Canada: In and around Vancouver
Surrounded by verdant mountains, handsome, high-rise Vancouver is consistently highly ranked in surveys of the best cities to both live in and visit.
It’s multi-cultural and has a vibrant arts scene, but its proximity to the wilderness means there is a laid-back pace and rugged backbone to its urban atmosphere.
It is a place of distinct neighbourhoods, all begging to be explored, from Gastown, the historic, cobbled streets where Vancouver began, to Chinatown, where visitors should head for the Dr Sun Yat-Sen Chinese Gardens and the cultural centre. There’s Little Italy and Little India, and the confluence of cultures has resulted in a city full of gastronomic variety.
Vancouver’s famous MuseumÂ of Anthropology reopened in March after a Â£1.98 million renovation. It’s packed with the history of this area, including many exhibitions dedicated to First Nations cultures.
One thousand acres of evergreen oasis close to the downtown core, Stanley Park is famed for its five-mile-long sea wall, and is the perfect spot for people-watching. A water-taxi ride to Granville Island will reward visitors with a bustling public market, street performers and plenty of seafood restaurants.
Those with a head for heights should cross Lions Gate Bridge to North Shore, and visit the city’s oldest tourist attraction, the Capilano Suspension Bridge. Built in 1889, it stretches 137 metres across, and 70 metres above, the Capilano River.

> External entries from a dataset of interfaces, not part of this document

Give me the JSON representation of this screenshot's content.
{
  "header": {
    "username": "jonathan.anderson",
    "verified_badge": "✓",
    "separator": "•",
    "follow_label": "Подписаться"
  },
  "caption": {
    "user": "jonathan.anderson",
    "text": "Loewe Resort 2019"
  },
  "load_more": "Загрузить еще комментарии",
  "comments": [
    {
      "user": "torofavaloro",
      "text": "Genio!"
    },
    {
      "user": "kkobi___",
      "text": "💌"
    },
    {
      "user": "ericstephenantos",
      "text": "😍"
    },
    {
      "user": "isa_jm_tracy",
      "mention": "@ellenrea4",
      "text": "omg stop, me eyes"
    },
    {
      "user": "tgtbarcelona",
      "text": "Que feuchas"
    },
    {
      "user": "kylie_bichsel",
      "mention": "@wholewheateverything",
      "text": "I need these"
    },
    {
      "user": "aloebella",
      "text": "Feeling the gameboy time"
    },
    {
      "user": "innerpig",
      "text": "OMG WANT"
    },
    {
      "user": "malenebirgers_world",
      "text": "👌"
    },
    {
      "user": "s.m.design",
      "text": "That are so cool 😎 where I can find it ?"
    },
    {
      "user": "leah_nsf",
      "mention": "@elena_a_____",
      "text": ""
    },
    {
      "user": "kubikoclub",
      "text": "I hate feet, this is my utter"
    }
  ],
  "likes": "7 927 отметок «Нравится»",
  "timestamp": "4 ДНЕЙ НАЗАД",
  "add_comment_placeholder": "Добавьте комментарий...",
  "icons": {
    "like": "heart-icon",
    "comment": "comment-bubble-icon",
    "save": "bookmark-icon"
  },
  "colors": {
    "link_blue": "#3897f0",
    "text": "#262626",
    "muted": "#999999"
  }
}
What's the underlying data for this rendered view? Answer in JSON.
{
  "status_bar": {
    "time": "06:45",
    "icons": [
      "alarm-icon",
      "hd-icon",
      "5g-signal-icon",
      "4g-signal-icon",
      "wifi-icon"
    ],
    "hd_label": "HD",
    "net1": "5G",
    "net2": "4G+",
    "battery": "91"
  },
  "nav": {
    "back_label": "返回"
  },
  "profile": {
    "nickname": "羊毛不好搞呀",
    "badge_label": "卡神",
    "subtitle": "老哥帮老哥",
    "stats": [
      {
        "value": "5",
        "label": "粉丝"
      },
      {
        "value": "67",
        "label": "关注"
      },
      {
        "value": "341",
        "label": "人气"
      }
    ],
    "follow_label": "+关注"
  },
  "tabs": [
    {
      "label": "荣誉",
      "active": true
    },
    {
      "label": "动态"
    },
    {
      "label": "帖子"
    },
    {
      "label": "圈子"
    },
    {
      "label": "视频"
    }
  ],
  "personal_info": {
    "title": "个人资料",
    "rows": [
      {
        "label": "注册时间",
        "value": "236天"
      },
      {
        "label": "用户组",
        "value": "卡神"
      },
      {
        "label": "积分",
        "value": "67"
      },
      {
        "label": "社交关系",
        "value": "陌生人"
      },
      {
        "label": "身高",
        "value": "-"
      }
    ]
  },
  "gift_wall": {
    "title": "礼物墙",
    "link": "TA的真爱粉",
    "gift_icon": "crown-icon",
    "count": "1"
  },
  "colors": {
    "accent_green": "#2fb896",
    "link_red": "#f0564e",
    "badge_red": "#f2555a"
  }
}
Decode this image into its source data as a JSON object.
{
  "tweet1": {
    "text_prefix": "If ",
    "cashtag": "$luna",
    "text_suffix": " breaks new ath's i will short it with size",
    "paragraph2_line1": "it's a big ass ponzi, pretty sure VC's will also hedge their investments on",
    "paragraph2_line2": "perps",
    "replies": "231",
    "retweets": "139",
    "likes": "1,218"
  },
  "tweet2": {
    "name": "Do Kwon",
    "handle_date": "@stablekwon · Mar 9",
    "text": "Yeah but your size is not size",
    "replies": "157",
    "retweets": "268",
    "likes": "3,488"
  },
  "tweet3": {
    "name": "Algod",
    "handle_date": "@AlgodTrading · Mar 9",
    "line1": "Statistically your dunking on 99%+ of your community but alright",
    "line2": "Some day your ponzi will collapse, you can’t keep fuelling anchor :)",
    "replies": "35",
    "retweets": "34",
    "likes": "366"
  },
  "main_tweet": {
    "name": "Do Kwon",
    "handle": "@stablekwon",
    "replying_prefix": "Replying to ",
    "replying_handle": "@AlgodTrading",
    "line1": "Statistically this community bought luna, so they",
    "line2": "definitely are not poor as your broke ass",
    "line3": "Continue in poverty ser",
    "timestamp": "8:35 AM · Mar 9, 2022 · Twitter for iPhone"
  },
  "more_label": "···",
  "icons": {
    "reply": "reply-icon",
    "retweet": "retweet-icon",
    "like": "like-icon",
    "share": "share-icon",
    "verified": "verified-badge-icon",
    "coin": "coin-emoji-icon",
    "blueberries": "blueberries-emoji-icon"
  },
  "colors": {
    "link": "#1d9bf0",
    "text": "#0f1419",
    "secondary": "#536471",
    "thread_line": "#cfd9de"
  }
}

Also on North Shore is Grouse Mountain, the city’s most popular viewpoint. Visitors can choose between hiking up theÂ Grouse Grind, known as Mother Nature’s StairMaster, or opt for an aerial tram ride.